(02-24-2015, 04:17 AM)archangle Wrote: ...You're only fooling it because you're awake, which we know the machine can't tell.
...Are you talking about pressure induced central apnea? That's pretty well understood. CPAP pressure can cause your tidal volume and minute ventilation to increase. The increased minute vent can cause "washout" of CO2. Your respiratory drive is mostly based on your CO2 levels, not oxygen. Low CO2 makes some people stop breathing for a while until your CO2 picks back up and your respiratory drive makes you start breathing again. Another theory is that your lungs become more inflated and the stretch receptors in your lungs gives feedback that reduces your respiratory drive.
Google "Pressure Induced Central Apnea" and you'll find a lot of info.
What I found is this article:

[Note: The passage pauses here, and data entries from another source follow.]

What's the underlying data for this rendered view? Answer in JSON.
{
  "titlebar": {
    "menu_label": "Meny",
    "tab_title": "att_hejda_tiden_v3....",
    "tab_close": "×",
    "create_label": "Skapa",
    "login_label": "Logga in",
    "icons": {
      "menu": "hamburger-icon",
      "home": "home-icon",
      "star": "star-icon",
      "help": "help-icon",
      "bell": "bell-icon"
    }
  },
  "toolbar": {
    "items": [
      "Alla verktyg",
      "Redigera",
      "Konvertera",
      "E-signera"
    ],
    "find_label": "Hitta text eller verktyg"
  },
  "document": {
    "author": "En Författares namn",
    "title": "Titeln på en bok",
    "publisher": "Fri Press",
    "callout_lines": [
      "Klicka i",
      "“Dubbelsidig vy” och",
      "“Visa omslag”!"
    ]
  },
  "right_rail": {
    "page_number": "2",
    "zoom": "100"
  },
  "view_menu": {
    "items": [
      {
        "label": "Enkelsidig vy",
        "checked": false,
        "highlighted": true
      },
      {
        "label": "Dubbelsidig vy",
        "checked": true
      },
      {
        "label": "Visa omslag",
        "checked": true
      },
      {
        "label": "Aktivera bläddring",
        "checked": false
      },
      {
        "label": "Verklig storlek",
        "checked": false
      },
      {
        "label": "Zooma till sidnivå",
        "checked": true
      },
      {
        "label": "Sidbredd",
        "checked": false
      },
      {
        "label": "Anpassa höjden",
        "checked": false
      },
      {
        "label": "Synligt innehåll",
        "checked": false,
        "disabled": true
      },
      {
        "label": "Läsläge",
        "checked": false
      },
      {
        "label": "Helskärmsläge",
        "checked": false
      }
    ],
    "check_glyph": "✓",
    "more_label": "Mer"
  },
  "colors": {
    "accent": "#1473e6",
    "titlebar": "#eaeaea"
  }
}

Which seems to have some of the exact phrasing you are using in your post, which makes me think you might have read it, too. But what you left out is this:
"Clinical experience has suggested that these events resolve spontaneously over time, since ongoing CPAP therapy is not a recognized cause of central sleep apnea. The pathogenesis of treatment-emergent central apnea, however, is unknown and is poorly studied.5 Several theories have emerged, based largely on speculation."

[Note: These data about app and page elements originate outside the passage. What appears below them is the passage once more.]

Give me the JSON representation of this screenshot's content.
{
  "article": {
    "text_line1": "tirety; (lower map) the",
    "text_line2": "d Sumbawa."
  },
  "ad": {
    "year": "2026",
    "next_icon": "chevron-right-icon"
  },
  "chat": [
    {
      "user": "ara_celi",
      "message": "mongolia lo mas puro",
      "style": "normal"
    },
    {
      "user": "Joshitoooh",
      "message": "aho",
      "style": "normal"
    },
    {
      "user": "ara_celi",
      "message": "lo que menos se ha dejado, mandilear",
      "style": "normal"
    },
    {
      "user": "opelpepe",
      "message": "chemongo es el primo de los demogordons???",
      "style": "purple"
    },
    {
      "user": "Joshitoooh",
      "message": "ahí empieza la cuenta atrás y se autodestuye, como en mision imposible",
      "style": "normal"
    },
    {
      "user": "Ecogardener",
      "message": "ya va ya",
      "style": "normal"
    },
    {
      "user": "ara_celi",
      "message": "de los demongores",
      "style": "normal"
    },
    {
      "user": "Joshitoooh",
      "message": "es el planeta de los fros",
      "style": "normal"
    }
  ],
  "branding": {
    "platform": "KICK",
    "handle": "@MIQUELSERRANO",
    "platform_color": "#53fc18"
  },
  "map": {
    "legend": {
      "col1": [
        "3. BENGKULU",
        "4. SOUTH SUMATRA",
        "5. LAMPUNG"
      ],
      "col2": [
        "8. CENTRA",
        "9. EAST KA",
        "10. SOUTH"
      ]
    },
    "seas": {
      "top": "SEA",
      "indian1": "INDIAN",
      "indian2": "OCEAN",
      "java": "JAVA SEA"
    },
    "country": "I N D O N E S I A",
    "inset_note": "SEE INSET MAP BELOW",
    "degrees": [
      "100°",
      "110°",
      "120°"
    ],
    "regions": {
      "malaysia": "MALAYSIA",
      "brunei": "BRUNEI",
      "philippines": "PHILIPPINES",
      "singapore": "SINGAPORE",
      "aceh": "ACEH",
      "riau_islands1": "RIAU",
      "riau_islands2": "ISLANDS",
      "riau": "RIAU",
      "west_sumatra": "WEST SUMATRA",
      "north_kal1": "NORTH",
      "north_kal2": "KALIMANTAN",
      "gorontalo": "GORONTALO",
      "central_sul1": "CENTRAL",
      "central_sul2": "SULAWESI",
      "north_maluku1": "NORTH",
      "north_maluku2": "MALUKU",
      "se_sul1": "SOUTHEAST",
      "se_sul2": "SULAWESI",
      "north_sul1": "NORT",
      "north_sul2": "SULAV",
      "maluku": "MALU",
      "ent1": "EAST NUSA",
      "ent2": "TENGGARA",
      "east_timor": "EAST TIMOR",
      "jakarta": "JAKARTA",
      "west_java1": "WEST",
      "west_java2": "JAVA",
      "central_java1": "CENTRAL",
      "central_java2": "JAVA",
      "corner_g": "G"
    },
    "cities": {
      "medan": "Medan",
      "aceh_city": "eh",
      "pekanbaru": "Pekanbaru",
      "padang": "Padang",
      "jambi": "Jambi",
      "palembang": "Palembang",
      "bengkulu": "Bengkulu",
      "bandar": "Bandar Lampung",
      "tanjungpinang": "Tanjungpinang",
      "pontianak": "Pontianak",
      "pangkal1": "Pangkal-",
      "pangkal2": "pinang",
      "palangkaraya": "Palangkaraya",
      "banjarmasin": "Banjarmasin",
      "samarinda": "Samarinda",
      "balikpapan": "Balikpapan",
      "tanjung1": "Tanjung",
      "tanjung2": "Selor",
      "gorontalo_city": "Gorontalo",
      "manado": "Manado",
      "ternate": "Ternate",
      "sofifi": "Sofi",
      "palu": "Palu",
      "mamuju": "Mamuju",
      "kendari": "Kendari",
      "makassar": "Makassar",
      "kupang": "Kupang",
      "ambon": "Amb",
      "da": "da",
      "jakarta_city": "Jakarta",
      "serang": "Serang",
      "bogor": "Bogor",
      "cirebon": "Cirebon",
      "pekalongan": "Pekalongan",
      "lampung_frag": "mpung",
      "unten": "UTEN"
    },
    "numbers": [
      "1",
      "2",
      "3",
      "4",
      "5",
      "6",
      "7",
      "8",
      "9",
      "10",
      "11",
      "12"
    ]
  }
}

And that would imply that it is not at all "pretty well understood".
What we can take from this is exactly what I suspected, which is that a pressure-induced central event is quite different from a spontaneous central event that is not pressure-induced.

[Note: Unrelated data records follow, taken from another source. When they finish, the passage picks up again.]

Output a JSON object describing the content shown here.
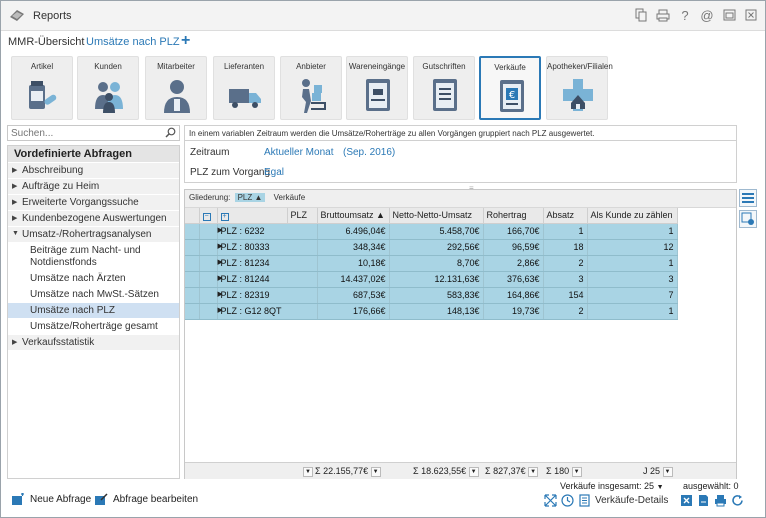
{
  "window": {
    "title": "Reports"
  },
  "tabs": [
    {
      "label": "MMR-Übersicht"
    },
    {
      "label": "Umsätze nach PLZ"
    }
  ],
  "tab_add": "+",
  "ribbon": [
    {
      "label": "Artikel"
    },
    {
      "label": "Kunden"
    },
    {
      "label": "Mitarbeiter"
    },
    {
      "label": "Lieferanten"
    },
    {
      "label": "Anbieter"
    },
    {
      "label": "Wareneingänge"
    },
    {
      "label": "Gutschriften"
    },
    {
      "label": "Verkäufe"
    },
    {
      "label": "Apotheken/Filialen"
    }
  ],
  "search": {
    "placeholder": "Suchen..."
  },
  "tree": {
    "header": "Vordefinierte Abfragen",
    "items": [
      {
        "label": "Abschreibung"
      },
      {
        "label": "Aufträge zu Heim"
      },
      {
        "label": "Erweiterte Vorgangssuche"
      },
      {
        "label": "Kundenbezogene Auswertungen"
      },
      {
        "label": "Umsatz-/Rohertragsanalysen"
      },
      {
        "label": "Beiträge zum Nacht- und Notdienstfonds"
      },
      {
        "label": "Umsätze nach Ärzten"
      },
      {
        "label": "Umsätze nach MwSt.-Sätzen"
      },
      {
        "label": "Umsätze nach PLZ"
      },
      {
        "label": "Umsätze/Roherträge gesamt"
      },
      {
        "label": "Verkaufsstatistik"
      }
    ]
  },
  "description": "In einem variablen Zeitraum werden die Umsätze/Roherträge zu allen Vorgängen gruppiert nach PLZ ausgewertet.",
  "params": {
    "zeitraum_label": "Zeitraum",
    "zeitraum_value": "Aktueller Monat",
    "zeitraum_range": "(Sep. 2016)",
    "plz_label": "PLZ zum Vorgang",
    "plz_value": "Egal"
  },
  "grouping": {
    "label": "Gliederung:",
    "chip": "PLZ",
    "secondary": "Verkäufe"
  },
  "grid": {
    "headers": [
      "PLZ",
      "Bruttoumsatz",
      "Netto-Netto-Umsatz",
      "Rohertrag",
      "Absatz",
      "Als Kunde zu zählen"
    ],
    "rows": [
      {
        "plz": "PLZ : 6232",
        "brutto": "6.496,04€",
        "netto": "5.458,70€",
        "roh": "166,70€",
        "absatz": "1",
        "kunde": "1"
      },
      {
        "plz": "PLZ : 80333",
        "brutto": "348,34€",
        "netto": "292,56€",
        "roh": "96,59€",
        "absatz": "18",
        "kunde": "12"
      },
      {
        "plz": "PLZ : 81234",
        "brutto": "10,18€",
        "netto": "8,70€",
        "roh": "2,86€",
        "absatz": "2",
        "kunde": "1"
      },
      {
        "plz": "PLZ : 81244",
        "brutto": "14.437,02€",
        "netto": "12.131,63€",
        "roh": "376,63€",
        "absatz": "3",
        "kunde": "3"
      },
      {
        "plz": "PLZ : 82319",
        "brutto": "687,53€",
        "netto": "583,83€",
        "roh": "164,86€",
        "absatz": "154",
        "kunde": "7"
      },
      {
        "plz": "PLZ : G12 8QT",
        "brutto": "176,66€",
        "netto": "148,13€",
        "roh": "19,73€",
        "absatz": "2",
        "kunde": "1"
      }
    ],
    "sums": {
      "brutto": "Σ 22.155,77€",
      "netto": "Σ 18.623,55€",
      "roh": "Σ 827,37€",
      "absatz": "Σ 180",
      "kunde": "J 25"
    }
  },
  "bottom": {
    "new_query": "Neue Abfrage",
    "edit_query": "Abfrage bearbeiten",
    "total": "Verkäufe insgesamt: 25",
    "selected": "ausgewählt: 0",
    "details": "Verkäufe-Details"
  },
  "colors": {
    "accent": "#2b79b6",
    "row_highlight": "#a9d4e4"
  }
}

Here is how I am interpreting this, and full disclosure will add that there is a lot of speculation in my theory:
Respiration is governed by a feedback system. While it is not as simple as this, essentially the body knowing what the 02 saturation is, is induced to automatically inhale when the saturation lowers to a particular point. CPAP pressure can mess with this in many ways, such as those you mentioned and are mentioned in this article.
But a central that happens without PAP can only have one cause, which is a failure of the feedback system. A pressure-induced central does not necessarily point to a failure of the feedback system, because the PAP skews the system's operation. The respiration system may actually be working just fine.
So a pressure-induced central event is very different than a normal central event, because one implies a problem with respiration while the other really doesn't, at least not definitively.
Failure to inhale is scary when you are the cause; not so scary when the therapy itself is ironically the cause.
If I am looking at this correctly, this supports my earlier statement that "the centrals are not coming from me, they are coming from the therapy itself".
I don't think there was ever a question about being awake while fooling the machine; the point was that I CAN fool the machine, and it is therefore not perfect and really not even all that smart. That I might have been awake while doing it is beside the point, but even so, it underlines how imperfect the machine is, if it is flagging events that aren't real and dithering the accuracy of the AHI report.
And this is a prime indicator of how smart the machine isn't, and how inaccurate AHI can be as a result: the xPAP can't tell the difference between a pressure-induced apnea and a non-pressure-induced apnea, two very different things that have very different indications as to respiratory health.
Instead, it lumps them both together and treats them the same, counts them as equals, and summarizes them in a single dumb AHI number.
As in anything else, it is always important to understand and have respect for the margin of error you are dealing with. xPAP isn't magic and we should not be sheep and assume it is perfect and that the AHI it is reporting is an ironclad certainty; xPAP is great and sophisticated, but still flawed.